February 28, 2012

Watch Colloquium: 

M4V file (797 MB)

  • Date: Tuesday, February 28, 2012 
  • Time: 11:00 am — 12:15 pm 
  • Place: Mechanical Engineering 218


Elizabeth Jessup
University of Colorado Department of Computer Science

Linear algebra constitutes the most time-consuming part of simulations in many fields of science and engineering. Reducing the costs of those calculations can have a significant impact on overall routine performance, but such optimization is difficult. At each step of the process, the code developer is confronted with many possibilities. Choosing between them generally requires expertise in numerical computation, mathematical software, compilers, and computer architecture, yet few scientists have such broad expertise. This talk will cover two interrelated collaborative projects focused on easing the production of high-performance matrix algebra software.
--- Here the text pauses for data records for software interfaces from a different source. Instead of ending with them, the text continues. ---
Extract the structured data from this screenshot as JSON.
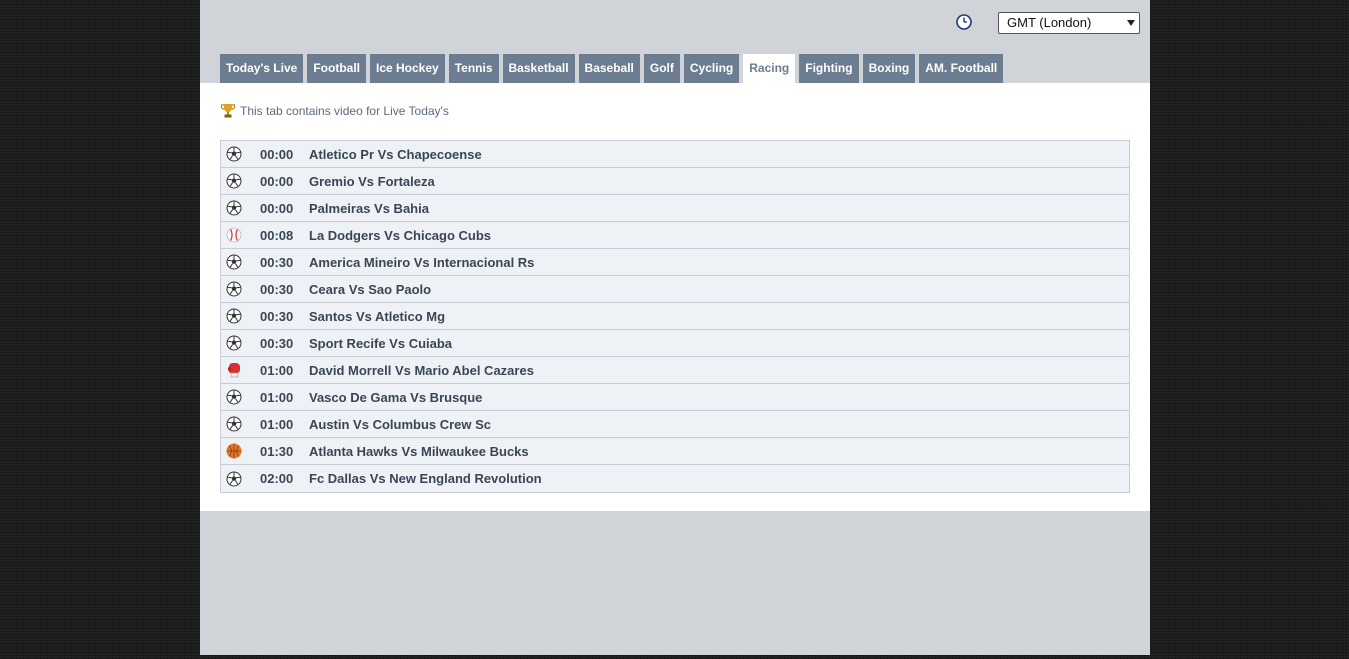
{
  "timezone": {
    "selected": "GMT (London)"
  },
  "tabs": [
    {
      "label": "Today's Live",
      "active": false
    },
    {
      "label": "Football",
      "active": false
    },
    {
      "label": "Ice Hockey",
      "active": false
    },
    {
      "label": "Tennis",
      "active": false
    },
    {
      "label": "Basketball",
      "active": false
    },
    {
      "label": "Baseball",
      "active": false
    },
    {
      "label": "Golf",
      "active": false
    },
    {
      "label": "Cycling",
      "active": false
    },
    {
      "label": "Racing",
      "active": true
    },
    {
      "label": "Fighting",
      "active": false
    },
    {
      "label": "Boxing",
      "active": false
    },
    {
      "label": "AM. Football",
      "active": false
    }
  ],
  "notice": {
    "icon": "trophy-icon",
    "text": "This tab contains video for Live Today's"
  },
  "events": [
    {
      "sport": "football",
      "time": "00:00",
      "match": "Atletico Pr Vs Chapecoense"
    },
    {
      "sport": "football",
      "time": "00:00",
      "match": "Gremio Vs Fortaleza"
    },
    {
      "sport": "football",
      "time": "00:00",
      "match": "Palmeiras Vs Bahia"
    },
    {
      "sport": "baseball",
      "time": "00:08",
      "match": "La Dodgers Vs Chicago Cubs"
    },
    {
      "sport": "football",
      "time": "00:30",
      "match": "America Mineiro Vs Internacional Rs"
    },
    {
      "sport": "football",
      "time": "00:30",
      "match": "Ceara Vs Sao Paolo"
    },
    {
      "sport": "football",
      "time": "00:30",
      "match": "Santos Vs Atletico Mg"
    },
    {
      "sport": "football",
      "time": "00:30",
      "match": "Sport Recife Vs Cuiaba"
    },
    {
      "sport": "boxing",
      "time": "01:00",
      "match": "David Morrell Vs Mario Abel Cazares"
    },
    {
      "sport": "football",
      "time": "01:00",
      "match": "Vasco De Gama Vs Brusque"
    },
    {
      "sport": "football",
      "time": "01:00",
      "match": "Austin Vs Columbus Crew Sc"
    },
    {
      "sport": "basketball",
      "time": "01:30",
      "match": "Atlanta Hawks Vs Milwaukee Bucks"
    },
    {
      "sport": "football",
      "time": "02:00",
      "match": "Fc Dallas Vs New England Revolution"
    }
  ],
  "colors": {
    "tab": "#6d7d91",
    "panel": "#d0d3d7",
    "row": "#eef2f6",
    "text": "#3a4656"
  }
}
I will first present work in progress on a taxonomy of software that can be used to build highly-optimized matrix algebra software. The taxonomy will provide an organized anthology of software components and programming tools needed for that task. It will serve as a guide to practitioners seeking to learn what is available for their programming tasks, how to use it, and how the various parts fit together. It will build upon and improve existing collections of numerical software, adding tools for the tuning of matrix algebra computations. Our objective is to build a taxonomy that will provide all of the software needed to take a matrix algebra problem from algorithm description to a high-performance implementation.
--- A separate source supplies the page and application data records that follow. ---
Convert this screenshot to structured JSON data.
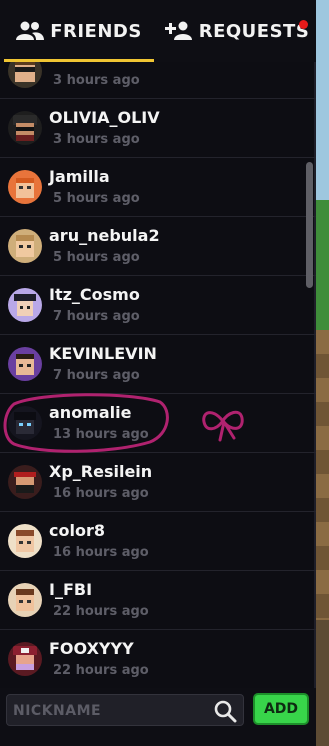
{
  "tabs": [
    {
      "label": "FRIENDS",
      "icon": "friends-icon",
      "active": true
    },
    {
      "label": "REQUESTS",
      "icon": "add-friend-icon",
      "has_notification": true
    }
  ],
  "friends": [
    {
      "name": "",
      "time": "3 hours ago"
    },
    {
      "name": "OLIVIA_OLIV",
      "time": "3 hours ago"
    },
    {
      "name": "Jamilla",
      "time": "5 hours ago"
    },
    {
      "name": "aru_nebula2",
      "time": "5 hours ago"
    },
    {
      "name": "Itz_Cosmo",
      "time": "7 hours ago"
    },
    {
      "name": "KEVINLEVIN",
      "time": "7 hours ago"
    },
    {
      "name": "anomalie",
      "time": "13 hours ago"
    },
    {
      "name": "Xp_Resilein",
      "time": "16 hours ago"
    },
    {
      "name": "color8",
      "time": "16 hours ago"
    },
    {
      "name": "I_FBI",
      "time": "22 hours ago"
    },
    {
      "name": "FOOXYYY",
      "time": "22 hours ago"
    }
  ],
  "search": {
    "placeholder": "NICKNAME",
    "icon": "search-icon"
  },
  "add_button": {
    "label": "ADD"
  },
  "colors": {
    "accent": "#f0c533",
    "add": "#38d44a",
    "badge": "#e51a1a",
    "annotation": "#b0226f"
  }
}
I will then introduce one of the tuning tools to be included in the taxonomy, the Build to Order (BTO) compiler which automates loop fusion in matrix algebra kernels. This optimization serves to reduce the amount of data moved between memory and the processor. In particular, I will describe BTO’s analytic memory model which accelerates the compiler by substantially reducing the number of loop fusion options processed by it. The initial draft of the model took into account traffic through the caches and TLB. I will discuss an example that motivated us to improve the accuracy of the model by adding register allocation.


Bio: Elizabeth Jessup’s research concerns the development of efficient algorithms and software for matrix algebra problems. This work began with the development of innovative memory-efficient algorithms and, more recently, has moved toward tools to aid in programming of matrix algebra software. Dr. Jessup has recently been collaborating with experts in compiler technology, focusing on compilers that create fast numerical software. Their initial focus has been on making efficient use of the memory hierarchy on a single processor but they are moving into multicore and GPU implementations. She is also interested in usability of scientific software. To that end, Dr. Jessup is working with collaborators on a tool to automate the construction of numerical software. Given a problem specification, the tool will find and tune appropriate routines for its solution.

Dr. Jessup was co-developer of an award-winning, NSF-funded undergraduate curriculum in high-performance scientific computing and have continued to work on innovative approaches to education in her field. She has also conducted research on factors that influence women’s interest in computer science.